And maybe a question for Dave, could you give us a sense of channel inventories in auto? There has been a popular discussion over the last few days of discerning cycle. I was just curious if you’re seeing customers build inventory or can they even build inventory? I think when the questions out there, is the supply chain just simply trying to keep pace with demand at this point. So just curious to hear what you’re seeing.
First of all to many, many customers many, many different regions and so it’s hard to kind of make blanket statements. We did not see wholesale shifts in inventory that we can identify right. Obviously, OEM vehicle manufacturer there has been a fill of inventory as inventory at dealers have been depleted and things like that, that certainly has driven some of the end demand, but from a supply chain perspective, there certainly areas where we’re seeing some customers increase their inventory as they try to ramp up.

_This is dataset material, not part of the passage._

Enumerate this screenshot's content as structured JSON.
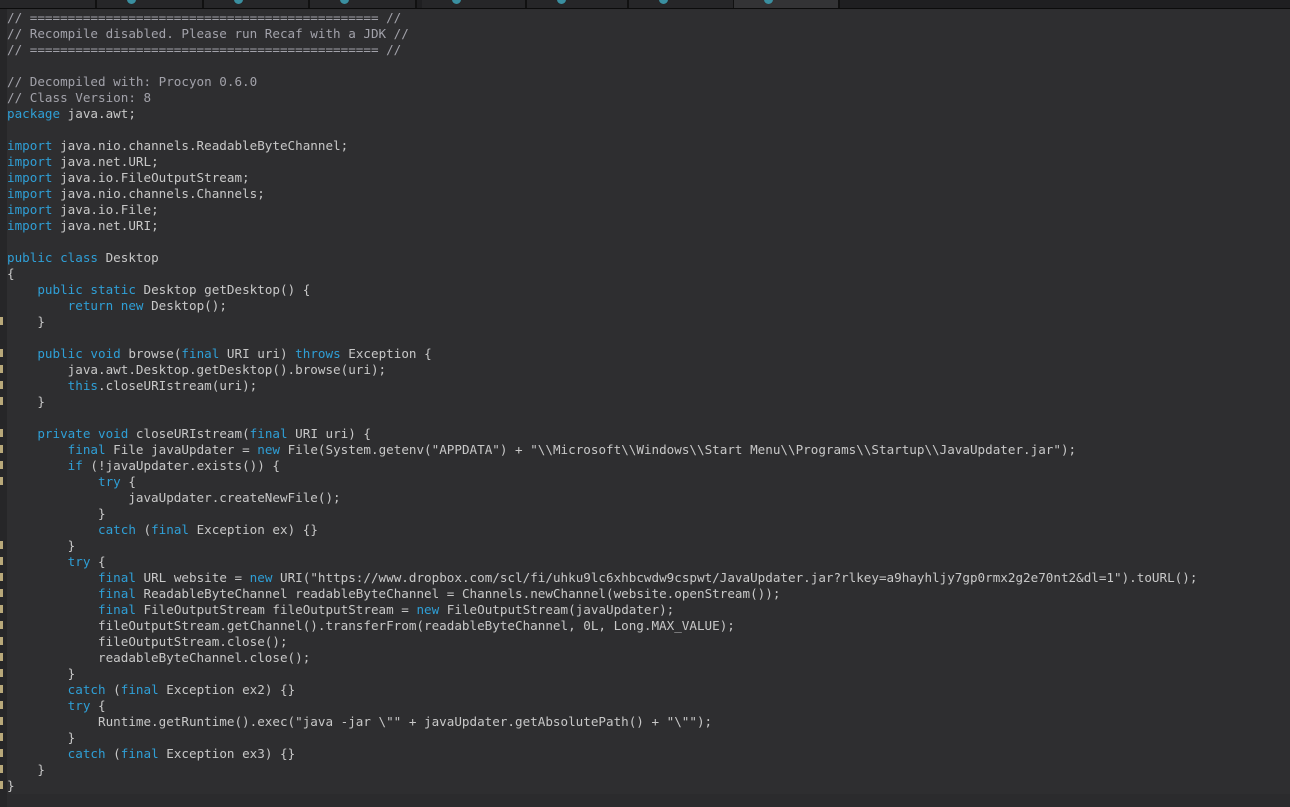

It also takes us where we’ve seen people bleed off inventory. If you remember, actually late last year going into the beginning of this year, there were some inventory increases that took place. So I don’t know that it’s been a huge driver for us in the performance in the quarter.
And maybe if I could just squeeze one more in there Dave, you could you talk about the commercial vehicle orders, the trajectory you’re seeing? It like exposure improved sequentially, but it’s trailing auto recovery and maybe if you could just remind us of your commercial vehicle exposure that would be great?
Yeah for the commercial vehicle exposure, if you look at our automotive segment, it’s about a quarter of that segment is our commercial vehicle revenues and from a order pattern obviously, the overall commercial vehicle space is coming off pretty challenging times a year and half ago pretty strong and went through cycle and kind of a down cycle.
We are seeing some improvements in some of the construction vehicle type application for us. Heavy truck in North America which had been down meaningfully is beginning to turn that quarter and showed some strength. Although Europe is not showing as much strength in the heavy vehicle side of things. So you got a lot of movement in a lot of different directions in different parts of the business, but we do believe we’re gaining some momentum there and we do think we’ll see year-over-year growth in that segment in the fourth quarter.
Thanks for your questions David. We’ll take our next caller please.
And our next question comes from Matt Sheerin with Stifel. You may proceed.
You’ve answered most of the questions here. I guess one follow-up Dave regarding your commentary on the electronics business and it looks like you saw strength across several end markets and guiding to seasonally down, but we’re hearing from other pockets of the supply chain that there we’re seeing peak numbers in demand and things like work from home, PCs, consumer electronics concern that that market start to tail off and any read there on any of those end marketers or is it just seasonal at this point?
Yeah, what I’d say is that’s an area where there has been pretty strong demand out of those spaces in the last quarter and which are certainly moving into fourth quarters as well. We continue to demand there, but there is certainly questions how long will that be sustained or not?
We are seeing some improvement in kind of I would say the industrial electronics portion of our business that we see that it may be a more sustained improvement level through the course of next year to help continue to balance and create opportunities for growth for us in that business as well.
Appreciate your question Matt. That concludes today’s conference call. Thank you for joining us and your interest in Littelfuse. We look forward to talking with you again soon. Be safe and stay healthy.